TASK GOAL —
Return the lines below that contain the word "JSON".

(Data about app and page elements)
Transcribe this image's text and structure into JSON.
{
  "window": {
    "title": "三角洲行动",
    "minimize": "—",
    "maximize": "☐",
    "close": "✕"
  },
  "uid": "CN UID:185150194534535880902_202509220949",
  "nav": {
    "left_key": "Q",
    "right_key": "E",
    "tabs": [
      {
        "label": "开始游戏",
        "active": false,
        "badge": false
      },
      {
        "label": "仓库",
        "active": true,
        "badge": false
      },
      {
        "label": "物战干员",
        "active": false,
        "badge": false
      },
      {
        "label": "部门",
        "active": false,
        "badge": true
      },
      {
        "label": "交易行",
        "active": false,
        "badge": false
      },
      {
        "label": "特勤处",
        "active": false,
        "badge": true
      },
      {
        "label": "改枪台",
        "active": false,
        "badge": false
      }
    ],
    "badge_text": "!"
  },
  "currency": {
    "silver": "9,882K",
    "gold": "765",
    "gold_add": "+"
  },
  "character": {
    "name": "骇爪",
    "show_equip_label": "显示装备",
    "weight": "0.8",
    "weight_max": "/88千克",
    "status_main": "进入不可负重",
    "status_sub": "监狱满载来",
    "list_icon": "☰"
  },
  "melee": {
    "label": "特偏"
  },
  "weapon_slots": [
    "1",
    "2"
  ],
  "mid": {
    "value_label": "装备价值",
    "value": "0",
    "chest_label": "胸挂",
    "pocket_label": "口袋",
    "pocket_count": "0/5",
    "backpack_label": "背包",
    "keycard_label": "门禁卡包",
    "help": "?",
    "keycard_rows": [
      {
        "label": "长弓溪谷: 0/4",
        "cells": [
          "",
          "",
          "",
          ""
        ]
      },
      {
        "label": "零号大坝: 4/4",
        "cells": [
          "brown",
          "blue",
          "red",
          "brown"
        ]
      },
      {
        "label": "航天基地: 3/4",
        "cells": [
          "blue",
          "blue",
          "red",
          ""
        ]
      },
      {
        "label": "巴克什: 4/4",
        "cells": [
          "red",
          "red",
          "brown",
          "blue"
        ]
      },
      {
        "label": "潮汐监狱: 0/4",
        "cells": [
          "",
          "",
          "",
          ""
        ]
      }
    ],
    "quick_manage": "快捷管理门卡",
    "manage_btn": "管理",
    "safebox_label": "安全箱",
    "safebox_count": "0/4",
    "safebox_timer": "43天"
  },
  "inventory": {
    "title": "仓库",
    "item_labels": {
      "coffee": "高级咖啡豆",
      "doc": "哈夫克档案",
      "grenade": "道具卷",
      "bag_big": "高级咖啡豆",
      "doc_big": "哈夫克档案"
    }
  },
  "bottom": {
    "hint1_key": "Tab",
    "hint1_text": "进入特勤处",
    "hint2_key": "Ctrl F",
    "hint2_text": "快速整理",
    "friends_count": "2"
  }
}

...

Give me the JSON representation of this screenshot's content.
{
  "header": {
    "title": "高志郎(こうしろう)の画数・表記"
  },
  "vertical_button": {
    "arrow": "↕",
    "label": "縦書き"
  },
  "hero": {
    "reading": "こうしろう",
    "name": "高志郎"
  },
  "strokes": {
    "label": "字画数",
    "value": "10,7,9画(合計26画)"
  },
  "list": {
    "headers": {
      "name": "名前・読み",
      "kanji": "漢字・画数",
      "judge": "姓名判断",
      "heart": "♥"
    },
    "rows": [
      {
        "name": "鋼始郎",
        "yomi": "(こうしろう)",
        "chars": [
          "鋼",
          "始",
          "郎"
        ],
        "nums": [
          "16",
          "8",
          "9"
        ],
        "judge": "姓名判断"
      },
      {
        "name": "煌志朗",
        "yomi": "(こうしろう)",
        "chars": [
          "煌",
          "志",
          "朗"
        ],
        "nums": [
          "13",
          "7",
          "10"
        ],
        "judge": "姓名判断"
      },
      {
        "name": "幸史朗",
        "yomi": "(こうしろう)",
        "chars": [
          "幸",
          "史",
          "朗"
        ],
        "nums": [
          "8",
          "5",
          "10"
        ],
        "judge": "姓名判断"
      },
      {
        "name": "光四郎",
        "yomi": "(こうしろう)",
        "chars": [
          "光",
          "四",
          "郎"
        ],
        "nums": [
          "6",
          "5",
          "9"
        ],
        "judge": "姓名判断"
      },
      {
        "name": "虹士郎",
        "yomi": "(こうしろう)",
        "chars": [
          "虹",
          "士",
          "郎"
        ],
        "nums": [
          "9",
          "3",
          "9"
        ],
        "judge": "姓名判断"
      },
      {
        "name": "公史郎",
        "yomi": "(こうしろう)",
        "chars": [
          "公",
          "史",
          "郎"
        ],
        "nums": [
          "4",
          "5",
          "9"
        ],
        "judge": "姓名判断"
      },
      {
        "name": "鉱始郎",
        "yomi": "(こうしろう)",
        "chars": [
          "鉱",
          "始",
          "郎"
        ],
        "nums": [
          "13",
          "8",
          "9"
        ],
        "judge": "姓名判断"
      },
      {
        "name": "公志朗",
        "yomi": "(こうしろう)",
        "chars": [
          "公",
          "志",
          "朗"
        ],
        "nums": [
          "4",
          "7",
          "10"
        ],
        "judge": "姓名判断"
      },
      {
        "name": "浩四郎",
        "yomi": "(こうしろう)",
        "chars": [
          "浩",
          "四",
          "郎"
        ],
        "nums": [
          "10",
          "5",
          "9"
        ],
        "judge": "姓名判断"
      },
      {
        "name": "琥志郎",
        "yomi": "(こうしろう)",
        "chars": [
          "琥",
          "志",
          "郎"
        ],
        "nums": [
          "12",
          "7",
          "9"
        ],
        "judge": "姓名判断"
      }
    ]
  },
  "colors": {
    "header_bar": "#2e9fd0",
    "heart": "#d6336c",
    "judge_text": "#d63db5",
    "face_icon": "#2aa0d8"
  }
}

ANSWER TO THE PROBLEM —
Transcribe this image's text and structure into JSON.
Give me the JSON representation of this screenshot's content.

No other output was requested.